Word for word, restate all of the records.
--- Material for the task Enclosed Below ---
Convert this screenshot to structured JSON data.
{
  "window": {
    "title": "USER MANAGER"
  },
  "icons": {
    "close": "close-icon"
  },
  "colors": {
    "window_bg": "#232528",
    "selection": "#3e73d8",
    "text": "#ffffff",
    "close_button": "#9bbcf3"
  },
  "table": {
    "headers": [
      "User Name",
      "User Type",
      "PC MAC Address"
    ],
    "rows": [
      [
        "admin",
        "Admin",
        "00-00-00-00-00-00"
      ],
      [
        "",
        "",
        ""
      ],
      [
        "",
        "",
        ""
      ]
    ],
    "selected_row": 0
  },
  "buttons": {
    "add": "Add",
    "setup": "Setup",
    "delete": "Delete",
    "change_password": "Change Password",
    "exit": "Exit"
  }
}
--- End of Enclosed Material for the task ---
**Response area**.
Convert this screenshot to structured JSON data.
{
  "window": {
    "title": "USER MANAGER"
  },
  "icons": {
    "close": "close-icon"
  },
  "colors": {
    "window_bg": "#232528",
    "selection": "#3e73d8",
    "text": "#ffffff",
    "close_button": "#9bbcf3"
  },
  "table": {
    "headers": [
      "User Name",
      "User Type",
      "PC MAC Address"
    ],
    "rows": [
      [
        "admin",
        "Admin",
        "00-00-00-00-00-00"
      ],
      [
        "",
        "",
        ""
      ],
      [
        "",
        "",
        ""
      ]
    ],
    "selected_row": 0
  },
  "buttons": {
    "add": "Add",
    "setup": "Setup",
    "delete": "Delete",
    "change_password": "Change Password",
    "exit": "Exit"
  }
}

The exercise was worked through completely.